It aims at both improving students' own English usage and analyzing problems in English usage of EFL learners. It shows how socio-cultural factors, such as social status, occupation, level of education, age, and gender, affect linguistic behaviour.ENGLISH COURSE Lesson 33 / Linguistics vs applied linguistics
At a supra-segmental level, it investigates prosodic systems syllable structure and stress of human languages. Whilst it starts off with the fundamental concepts of phonetics and phonology, at the same time, it provides the foundation for more advanced treatments of the above topics through different theoretical frameworks within contemporary phonology.
Students are offered the necessary formal tools and analytical methods to examine language meaning, while actual accounts are discussed of various aspects of meaning such as truth, denotation and reference, predication, and quantification. The group also includes courses introducing students to the ways language in use is studied and how inference and context turn language into a powerful communication tool.
Emphasis will be put on i practice in analyzing words and sentences and ii elements of modern morphological and syntactic theories. Topic courses may address more specifically morphological theories, morphosyntax, issues in morphology and syntax, and syntactic theory.
Among other topics, the Morphology courses will investigate methods of morphological research, morphological rules and mechanisms, the relation between Morphology and Phonology and Morphology and Syntax, the concepts of word and morpheme, of morphological rule and the position of Morphology in the theory of language.
Syntax courses will expand upon the transformational-generative approach to sentence structure, stressing understanding of both theoretical concepts and its explanatory power over empirical data. Different modern syntactic theories will also be explored e.
Focus will be put on the distinction between translation strategies e. Specific attention will be given to terminological issues and to translation problems arising from text-typological specificities genre, function, cultural specificity.
Each lesson will outline a set of related notions and problems on the basis of translation exercises.
Students are expected to have developed an awareness of what the translation process involves and to have acquired the necessary skills to deal with practical translation problems. The course will examine the historical, philosophical, social, and cultural context in which translation takes place.
It will be based on selected readings from classical antiquity, the medieval and renaissance period, 18th and 19th century, through to modernity, postmodernity, and post-coloniality.

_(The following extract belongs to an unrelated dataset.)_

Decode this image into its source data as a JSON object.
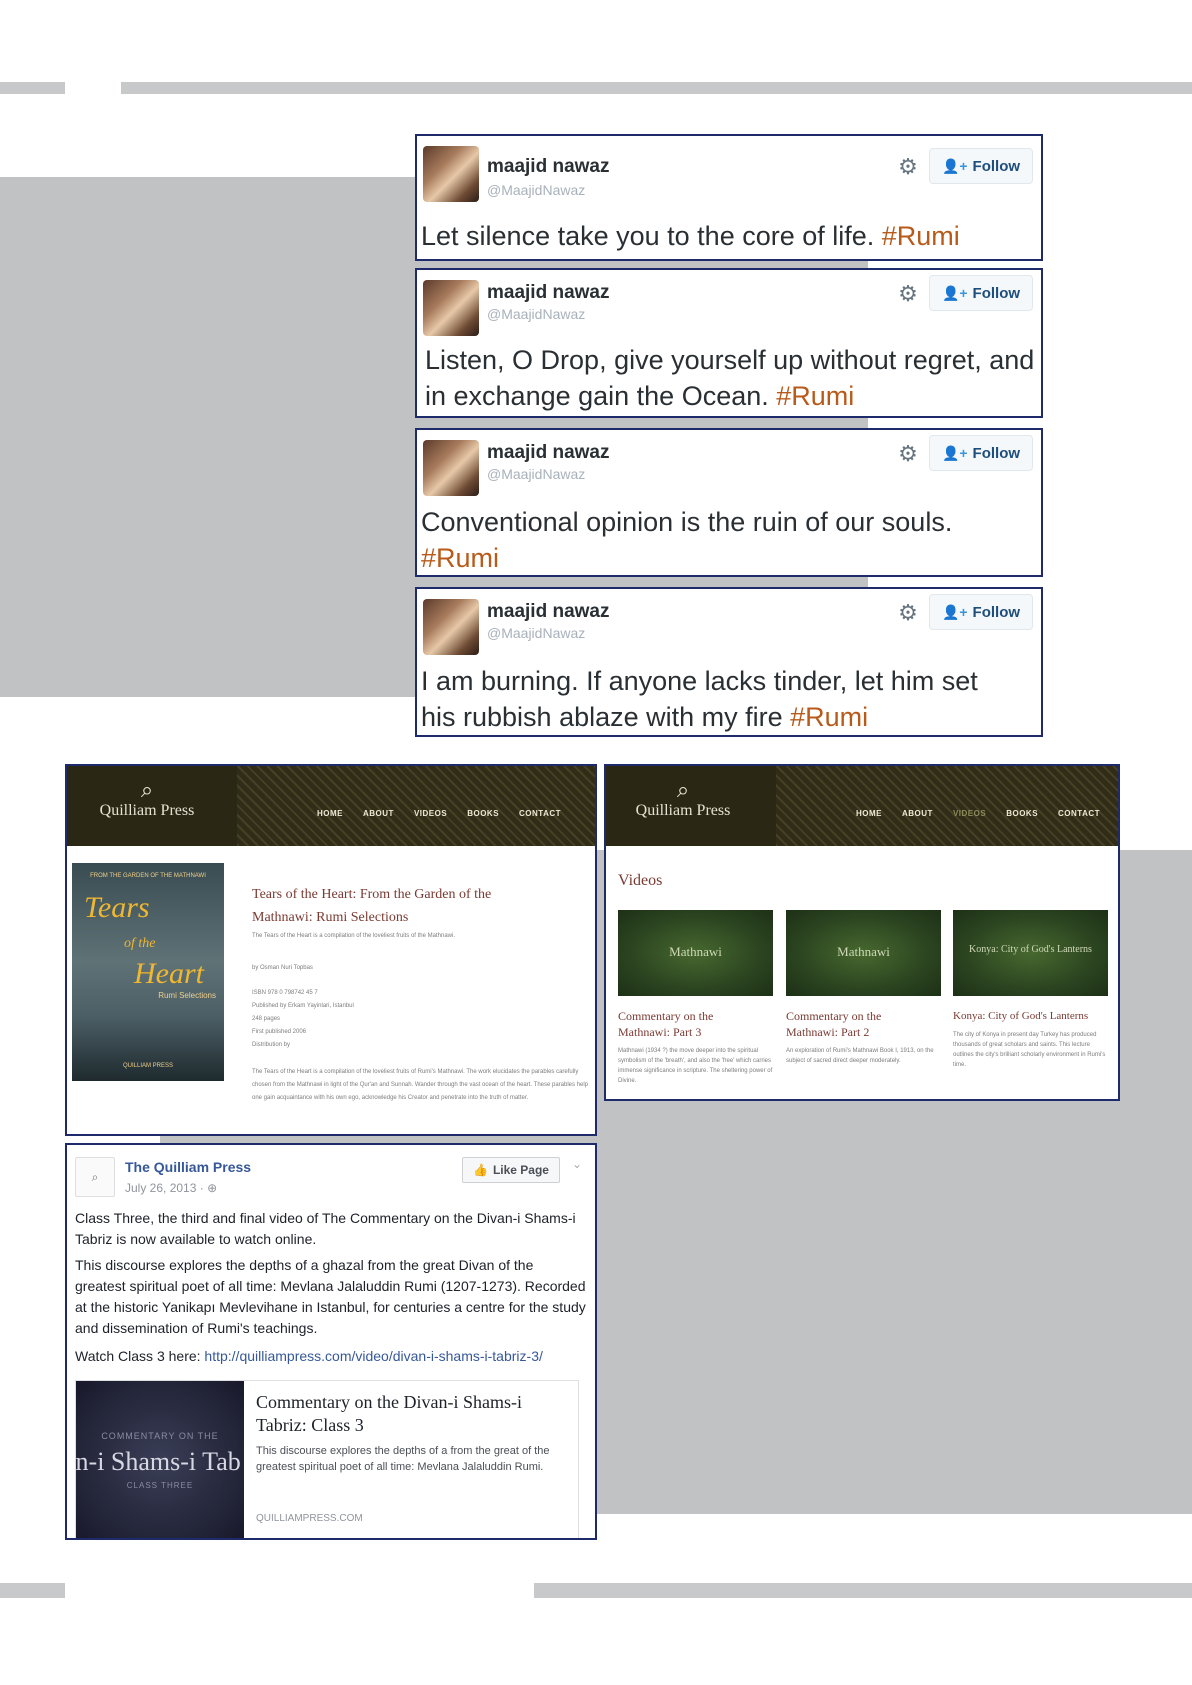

Students will develop a broad understanding of translation as an activity that goes beyond language, and which in the 20th century has shaped Translation Studies as an interdisciplinary field of study in its own right, drawing on disciplines such as philosophy and anthropology as well as linguistics and literary theory. Some of the major exponents of literary theory from Aristotle to the poststructuralists are studied. Through the study of selected literary texts, students are encouraged to examine how texts themselves re stage the theoretical debates around them.
Looking at a selection of dramatic works and non-dramatic poetry, students will be encouraged to explore the social and cultural dimensions of Shakespeare's literary production. It is expected that, by the end of the semester, students will have gained an appreciation of Shakespeare's rhetorical techniques and will be able to demonstrate familiarity with the major genres and themes of Shakespeare's work.
Further, that they will be able to comment on Shakespeare's use of sources, to interpret the texts under study in their broader cultural and historical contexts, and to examine Shakespeare's plays as material artefacts. Texts will be studied from multiple theoretical perspectives, enabling students to interpret texts and subtexts and to apply select critical theories to Shakespeare's works.
Class work will focus on the reading of selected dramatic texts, while students will be required more broadly to place early modern drama within its historical and cultural context.